Volume 524: debated on Monday 7 March 2011

We are considering the responses we received following closure of the recent consultation on reform of the student immigration system, which closed on 31 January. We are concluding our analysis of responses and will announce future plans for the student system in due course.

I thank the Minister for his reply. May I press him to reassure legitimate English language schools, such as the Winchester School of English in my constituency, which he has visited, and higher education institutions, including the university of Winchester, that new B2 English entry level requirements will not wipe out a critical source of their respective revenues?

My hon. Friend is right: I have visited that language school in his constituency and admired its work. One proposal in the consultation was to raise the English language requirement from B1 to B2, because we believe it is right that students should have a good command of English to complete their course. In responses to the consultation, universities and others have expressed concern about that proposal, and we are considering those representations as well as the many others that we have received.

Does the Minister recognise that, if the changes to student visa entry requirements are wrong, it will have a devastating impact on our universities and other educational institutions?

I recognise, as I am sure the hon. Gentleman does, that we need to strike the right balance so that the brightest and best students can come to this country and benefit it both in the short and the long term. At the same time, however, we recognise that we need to crack down on the many abuses of the student visa system under the previous Government, which have led to the widespread lack of confidence in our immigration system. Of course we need to strike a balance between those two demands, and we are confident that we will do so.

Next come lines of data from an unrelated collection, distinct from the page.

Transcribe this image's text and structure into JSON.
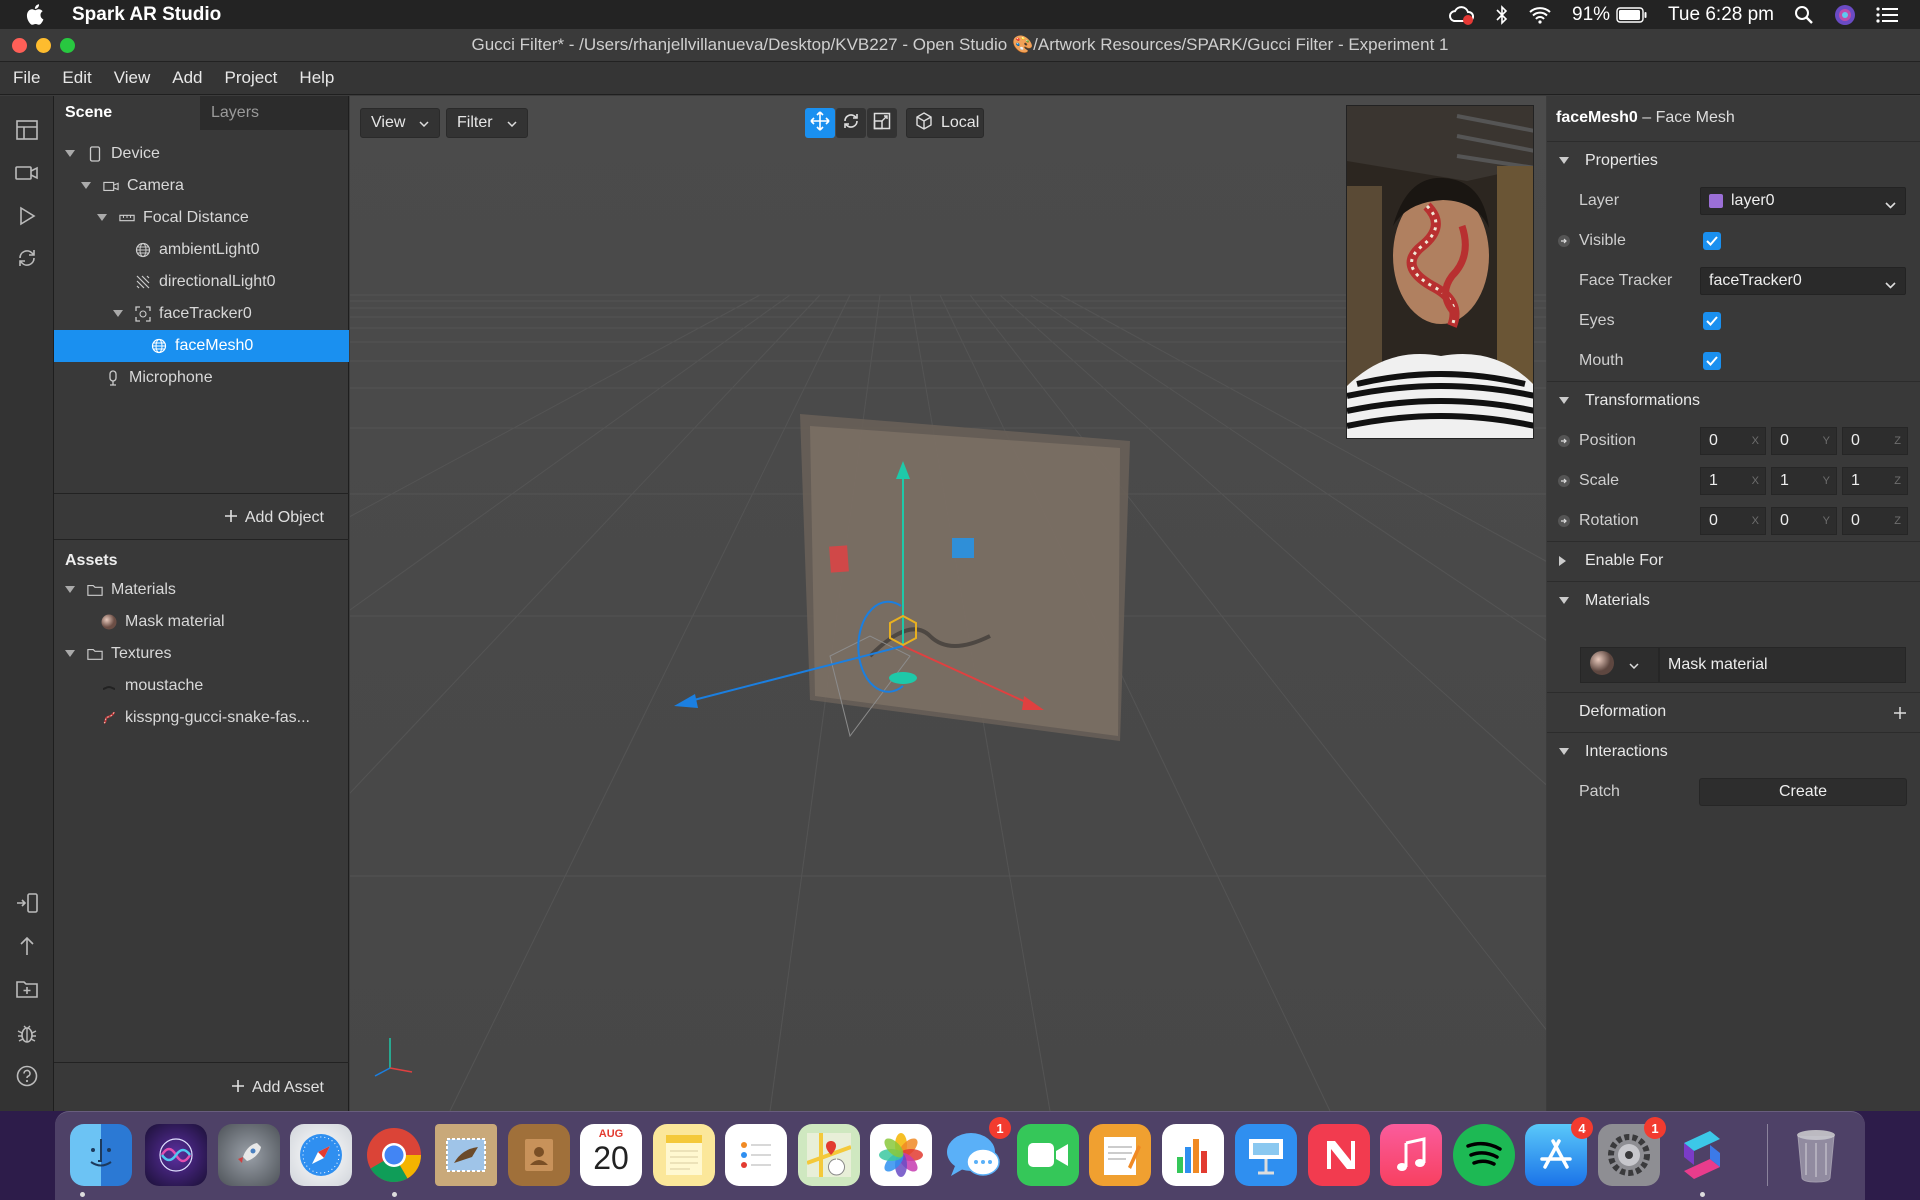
{
  "menubar": {
    "app_name": "Spark AR Studio",
    "battery": "91%",
    "clock": "Tue 6:28 pm"
  },
  "window": {
    "title": "Gucci Filter* - /Users/rhanjellvillanueva/Desktop/KVB227 - Open Studio 🎨/Artwork Resources/SPARK/Gucci Filter - Experiment 1"
  },
  "app_menu": [
    "File",
    "Edit",
    "View",
    "Add",
    "Project",
    "Help"
  ],
  "scene_panel": {
    "tabs": [
      "Scene",
      "Layers"
    ],
    "tree": [
      {
        "label": "Device",
        "icon": "device-icon"
      },
      {
        "label": "Camera",
        "icon": "camera-icon"
      },
      {
        "label": "Focal Distance",
        "icon": "ruler-icon"
      },
      {
        "label": "ambientLight0",
        "icon": "globe-icon"
      },
      {
        "label": "directionalLight0",
        "icon": "light-icon"
      },
      {
        "label": "faceTracker0",
        "icon": "face-tracker-icon"
      },
      {
        "label": "faceMesh0",
        "icon": "mesh-icon"
      },
      {
        "label": "Microphone",
        "icon": "microphone-icon"
      }
    ],
    "add_object": "Add Object",
    "assets_title": "Assets",
    "assets": [
      {
        "label": "Materials",
        "icon": "folder-icon"
      },
      {
        "label": "Mask material",
        "icon": "material-sphere-icon"
      },
      {
        "label": "Textures",
        "icon": "folder-icon"
      },
      {
        "label": "moustache",
        "icon": "texture-icon"
      },
      {
        "label": "kisspng-gucci-snake-fas...",
        "icon": "texture-icon"
      }
    ],
    "add_asset": "Add Asset"
  },
  "viewport": {
    "view_label": "View",
    "filter_label": "Filter",
    "local_label": "Local"
  },
  "inspector": {
    "object_name": "faceMesh0",
    "object_type": " – Face Mesh",
    "properties_label": "Properties",
    "layer_label": "Layer",
    "layer_value": "layer0",
    "layer_color": "#9b6fd6",
    "visible_label": "Visible",
    "face_tracker_label": "Face Tracker",
    "face_tracker_value": "faceTracker0",
    "eyes_label": "Eyes",
    "mouth_label": "Mouth",
    "transformations_label": "Transformations",
    "position_label": "Position",
    "scale_label": "Scale",
    "rotation_label": "Rotation",
    "position": [
      "0",
      "0",
      "0"
    ],
    "scale": [
      "1",
      "1",
      "1"
    ],
    "rotation": [
      "0",
      "0",
      "0"
    ],
    "axes": [
      "X",
      "Y",
      "Z"
    ],
    "enable_for_label": "Enable For",
    "materials_label": "Materials",
    "material_value": "Mask material",
    "deformation_label": "Deformation",
    "interactions_label": "Interactions",
    "patch_label": "Patch",
    "create_label": "Create"
  },
  "dock": {
    "calendar_month": "AUG",
    "calendar_day": "20",
    "messages_badge": "1",
    "appstore_badge": "4",
    "prefs_badge": "1"
  }
}
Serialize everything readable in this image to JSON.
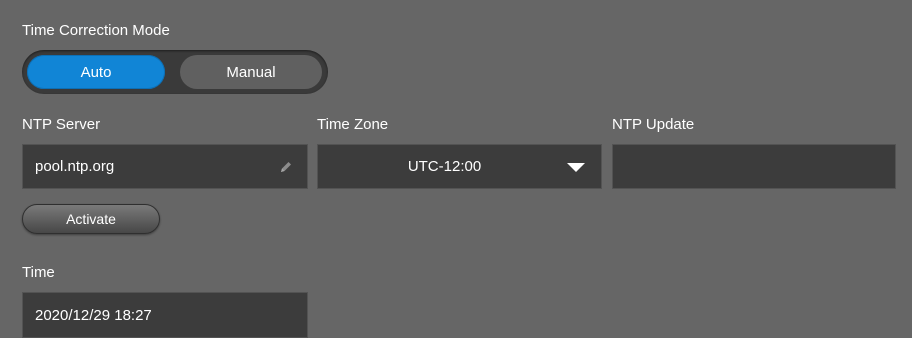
{
  "time_correction": {
    "label": "Time Correction Mode",
    "options": [
      "Auto",
      "Manual"
    ],
    "selected": "Auto"
  },
  "ntp_server": {
    "label": "NTP Server",
    "value": "pool.ntp.org",
    "icon": "pencil-icon"
  },
  "time_zone": {
    "label": "Time Zone",
    "value": "UTC-12:00",
    "icon": "caret-down-icon"
  },
  "ntp_update": {
    "label": "NTP Update",
    "value": ""
  },
  "activate": {
    "label": "Activate"
  },
  "time": {
    "label": "Time",
    "value": "2020/12/29 18:27"
  },
  "colors": {
    "background": "#666666",
    "field": "#3c3c3c",
    "accent": "#1185d6"
  }
}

May I suggest to the Minister that all he has to do to deal with the unintended consequences of the proposals is to look at the findings and recommendations of the Home Affairs Committee in the previous Parliament? All problems would be dealt with.

It is a universal truth that reading Home Affairs Committee reports always leads to greater enlightenment. I have read the relevant report, and I always absorb the Committee’s reports, but I will redouble my efforts to ensure that I am familiar with every last detail of every report.

We all agree with the Home Secretary that bogus colleges should be closed, and most seem to be in the private sector. She and the Immigration Minister will know that further education colleges’ fee income from foreign students is £42 million, with a contribution to the economy of £80 million. We have 184 colleges that are registered as highly trusted sponsors, with more than 20,000 international students. When can they expect to know what will happen about non-degree courses? It does and will affect the budgets not only of colleges, but of universities.

The hon. Gentleman is right that the main abuse that we have found has been in private sector colleges at below-degree level, which is why one principal proposal on which we have consulted is that nobody will be able to offer a course at below-degree level unless they become a highly trusted sponsor. The hon. Gentleman will be aware that, on the whole, public sector bodies that apply for highly trusted sponsorship obtain it successfully, but many private sector bodies do not have such status, and that is one key distinction that we need to maintain—that only people whom we can trust to do the job properly should be enabled to bring foreign students to this country.